A great little hidden gem in Hendersonville, North Carolina awaits anyone in search of great, small batch beer, good music and a relaxed atmosphere near the heart of downtown. While this is certainly a kid and family-friendly establishment, it was just my girlfriend and I on our recent visit. We ha [ ... ]
“Spark” is a very appropriate name for Chevy’s first mini car built for North America. I had the opportunity to test drive the 2013 Chevy Spark on a recent Chevy-sponsored retreat in Orlando. Salsa red with an appealing, feisty look; I could see myself dashing around town in it jus [ ... ]

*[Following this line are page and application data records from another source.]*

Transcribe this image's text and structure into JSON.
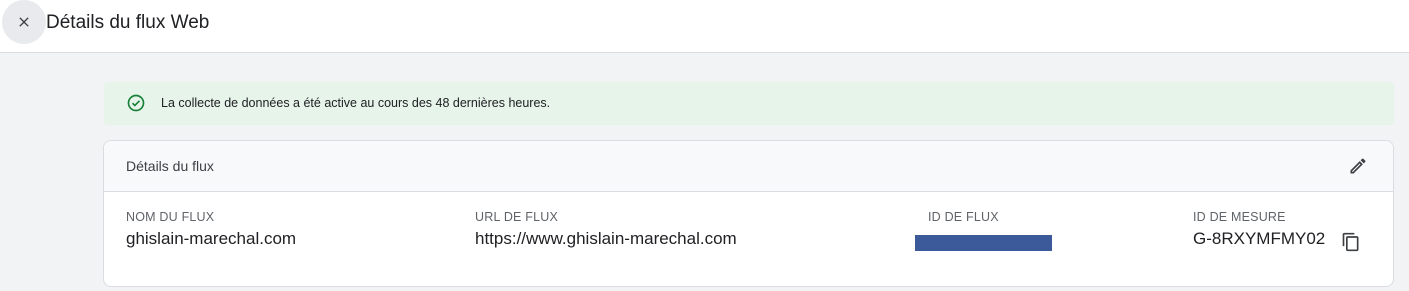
{
  "header": {
    "title": "Détails du flux Web",
    "close_icon": "close-icon"
  },
  "banner": {
    "icon": "check-circle-icon",
    "text": "La collecte de données a été active au cours des 48 dernières heures.",
    "color": "#188038"
  },
  "card": {
    "title": "Détails du flux",
    "edit_icon": "pencil-icon",
    "fields": {
      "stream_name": {
        "label": "NOM DU FLUX",
        "value": "ghislain-marechal.com"
      },
      "stream_url": {
        "label": "URL DE FLUX",
        "value": "https://www.ghislain-marechal.com"
      },
      "stream_id": {
        "label": "ID DE FLUX",
        "value_redacted": true
      },
      "measurement_id": {
        "label": "ID DE MESURE",
        "value": "G-8RXYMFMY02",
        "copy_icon": "copy-icon"
      }
    }
  }
}
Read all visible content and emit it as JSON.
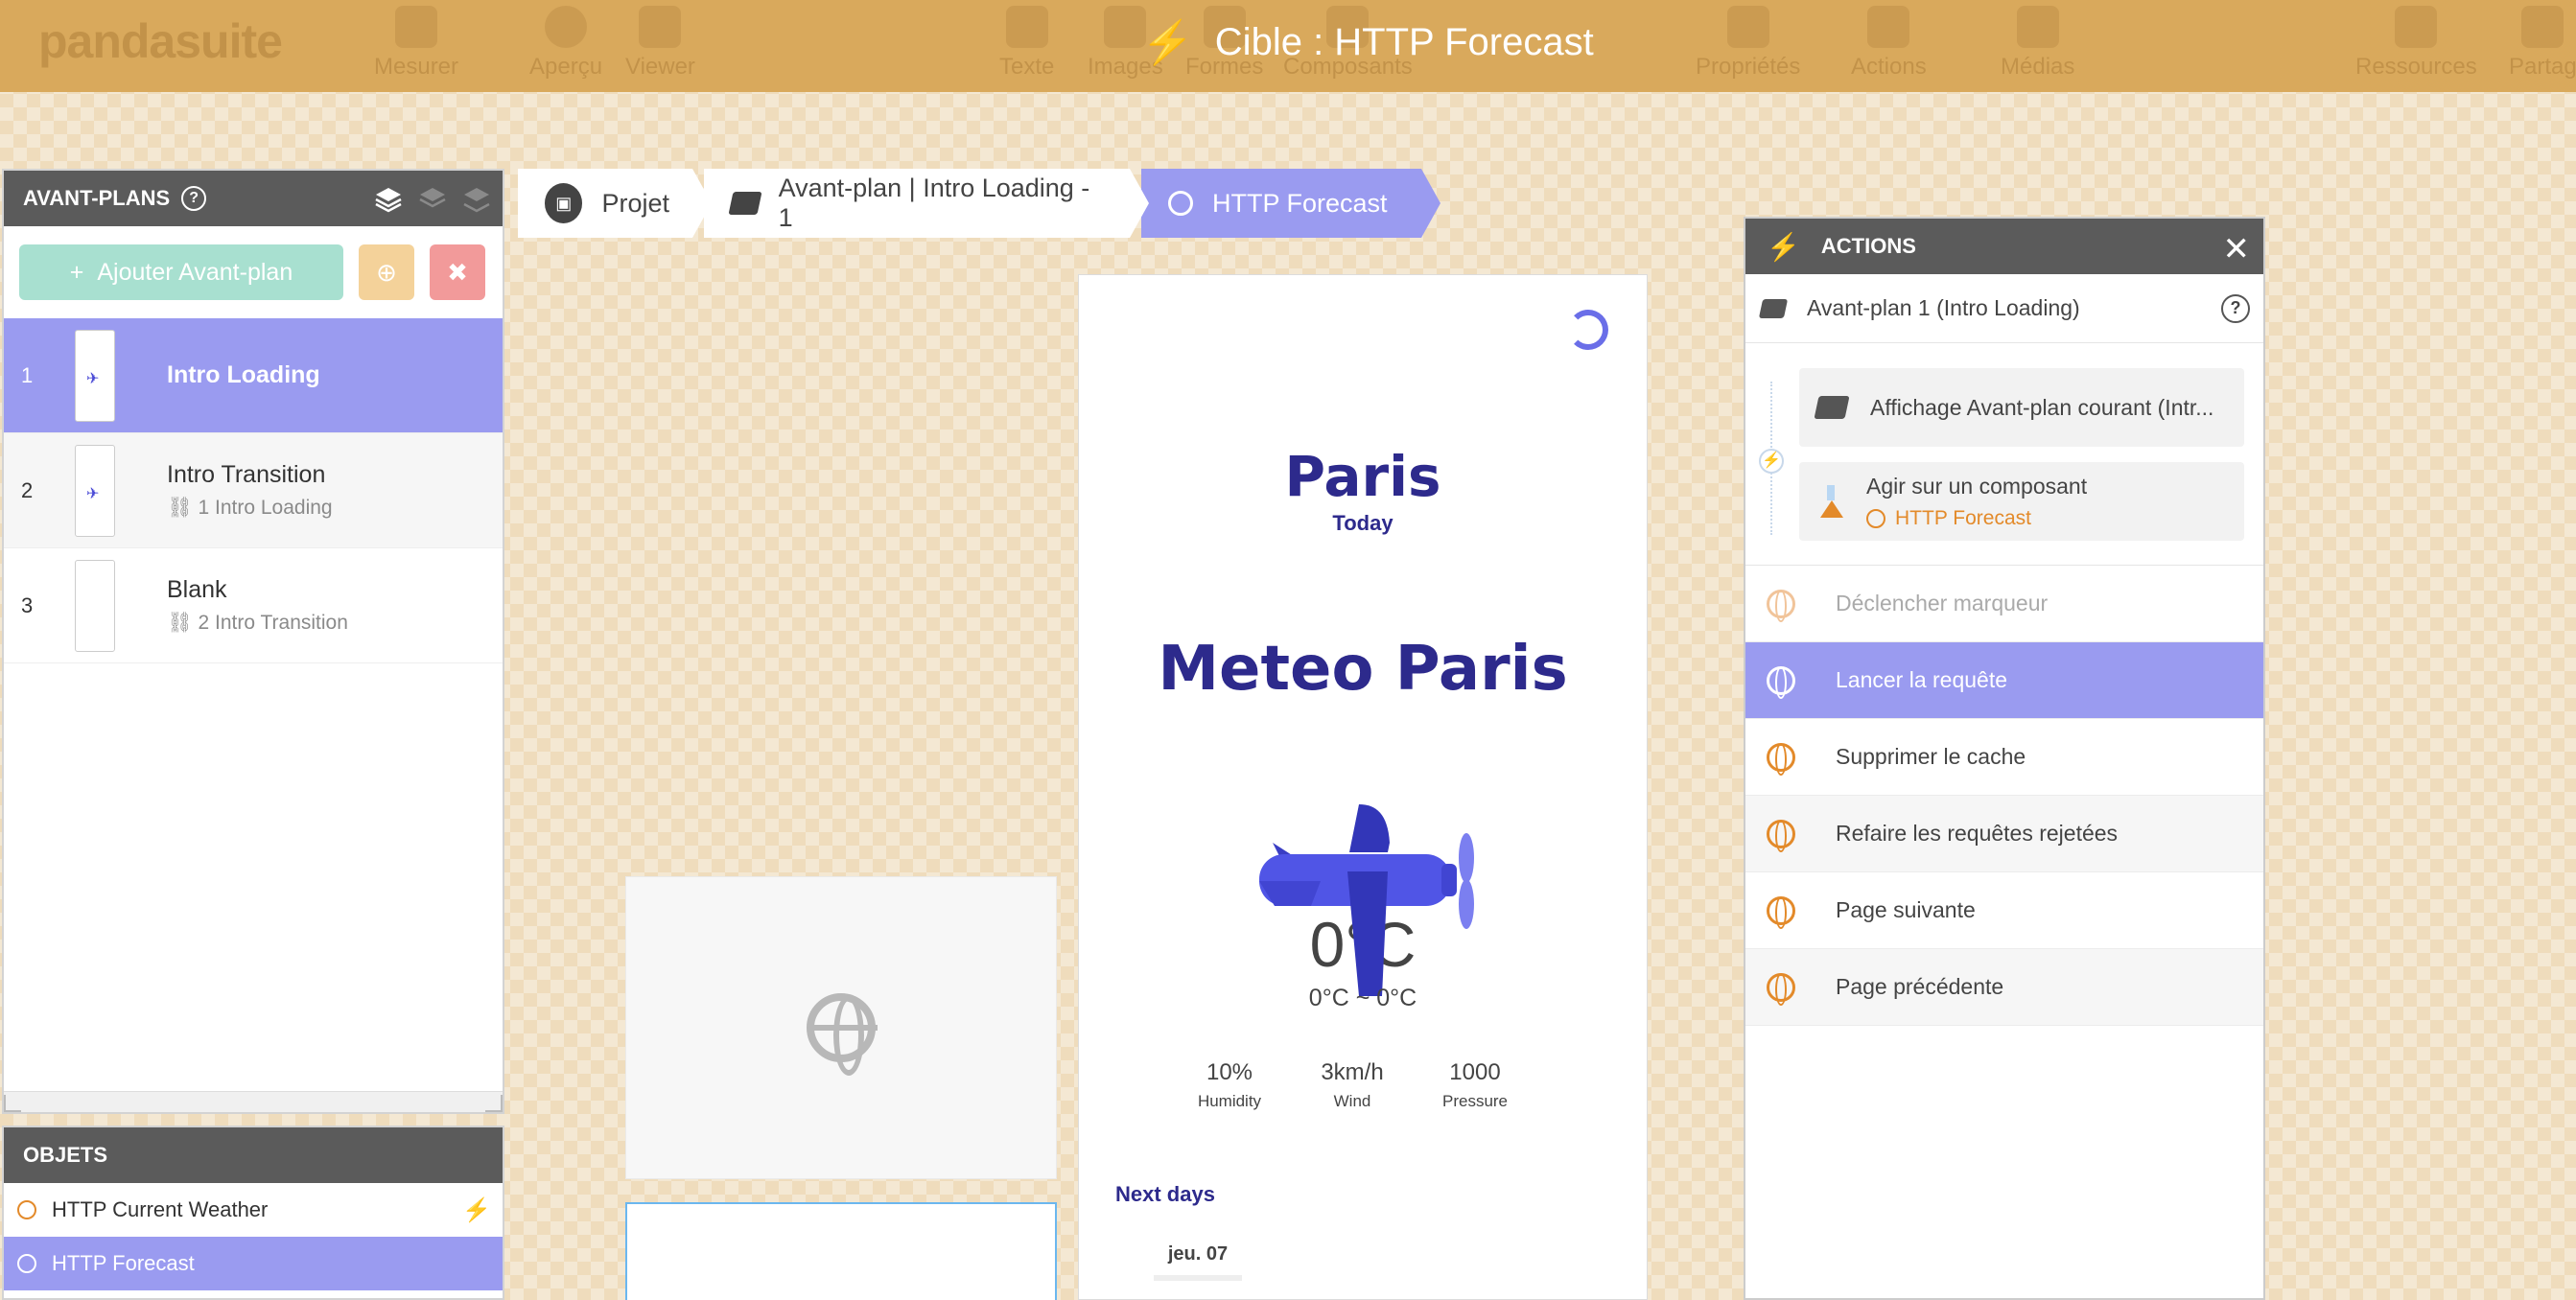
{
  "topbar": {
    "logo": "pandasuite",
    "buttons_left": [
      "Mesurer",
      "Aperçu",
      "Viewer"
    ],
    "buttons_mid": [
      "Texte",
      "Images",
      "Formes",
      "Composants"
    ],
    "title": "Cible : HTTP Forecast",
    "buttons_right": [
      "Propriétés",
      "Actions",
      "Médias"
    ],
    "buttons_far": [
      "Ressources",
      "Partag"
    ]
  },
  "avantplans": {
    "title": "AVANT-PLANS",
    "add_label": "Ajouter Avant-plan",
    "items": [
      {
        "num": "1",
        "name": "Intro Loading",
        "sub": ""
      },
      {
        "num": "2",
        "name": "Intro Transition",
        "sub": "1  Intro Loading"
      },
      {
        "num": "3",
        "name": "Blank",
        "sub": "2  Intro Transition"
      }
    ]
  },
  "objets": {
    "title": "OBJETS",
    "items": [
      "HTTP Current Weather",
      "HTTP Forecast"
    ]
  },
  "breadcrumb": [
    "Projet",
    "Avant-plan | Intro Loading - 1",
    "HTTP Forecast"
  ],
  "preview": {
    "city": "Paris",
    "today": "Today",
    "headline": "Meteo Paris",
    "temp": "0°C",
    "temp_range": "0°C ~ 0°C",
    "stats": [
      {
        "value": "10%",
        "label": "Humidity"
      },
      {
        "value": "3km/h",
        "label": "Wind"
      },
      {
        "value": "1000",
        "label": "Pressure"
      }
    ],
    "next_days": "Next days",
    "day": "jeu. 07"
  },
  "actions": {
    "title": "ACTIONS",
    "context": "Avant-plan 1 (Intro Loading)",
    "trigger_a": "Affichage Avant-plan courant (Intr...",
    "trigger_b": "Agir sur un composant",
    "trigger_b_target": "HTTP Forecast",
    "list": [
      "Déclencher marqueur",
      "Lancer la requête",
      "Supprimer le cache",
      "Refaire les requêtes rejetées",
      "Page suivante",
      "Page précédente"
    ]
  },
  "colors": {
    "topbar": "#d9a95c",
    "accent": "#9a9bf0",
    "navy": "#2d2a8c",
    "orange": "#e38a2a"
  }
}
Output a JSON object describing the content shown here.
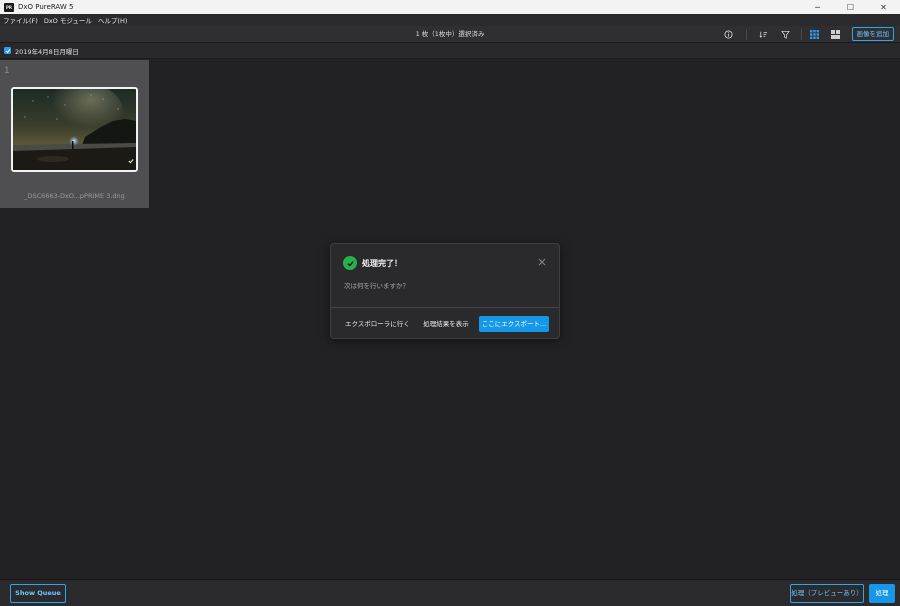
{
  "window": {
    "logo_text": "PR",
    "title": "DxO PureRAW 5",
    "minimize_glyph": "─",
    "maximize_glyph": "☐",
    "close_glyph": "✕"
  },
  "menu": {
    "items": [
      {
        "label": "ファイル(F)"
      },
      {
        "label": "DxO モジュール"
      },
      {
        "label": "ヘルプ(H)"
      }
    ]
  },
  "toolbar": {
    "selection_status": "1 枚（1枚中）選択済み",
    "icons": [
      "info-icon",
      "sort-icon",
      "filter-icon",
      "grid-view-icon",
      "compare-view-icon"
    ],
    "add_image_label": "画像を追加"
  },
  "group": {
    "date_label": "2019年4月8日月曜日",
    "checked": true
  },
  "thumbnail": {
    "index": "1",
    "filename": "_DSC6663-DxO...pPRIME 3.dng"
  },
  "dialog": {
    "title": "処理完了！",
    "message": "次は何を行いますか？",
    "buttons": {
      "go_explorer": "エクスポローラに行く",
      "show_results": "処理結果を表示",
      "export_here": "ここにエクスポート..."
    }
  },
  "bottom": {
    "show_queue": "Show Queue",
    "process_preview": "処理（プレビューあり）",
    "process": "処理"
  },
  "colors": {
    "accent": "#1797e8",
    "success": "#27b24a",
    "background": "#222224"
  }
}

Everybody knows about the Macy's Thanksgiving Day Parade, the yearly tradition that enables us to kill time before we tuck into our golden turkey and mountains of sweet potatoes. But few people know that there is a far superior activity that takes place the night before: the blowing up of the Thanksgiving Parade balloons.
The streets around the National History Museum (77th to 81st Streets between Central Park West and Columbus) are closed to cars beginning Wednesday morning and the massive balloons are laid flat on Central Park West. Although those behemoths laid flat is a sight to see, most of the action begins in the afternoon, when the balloons are slowly inflated one by one, taking shape before pedestrians' eyes. Although the streets are closed to traffic, pedestrians are free to walk around and gawk.
It is literally, the best show in town.
So grab your kids, stop off at Jacques Torres for a decadent hot chocolate, and get ready for a leisurely stroll your kids will be telling their grandkids about. It's well worth a drive in to the City, and a postponement of last minute preparations for Turkey Day.This is an original Traveling Moms blog post. When not dragging her kids through New York City to craft high class memories, Vanessa blogs about cooking and parenting at Chefdruck Musings.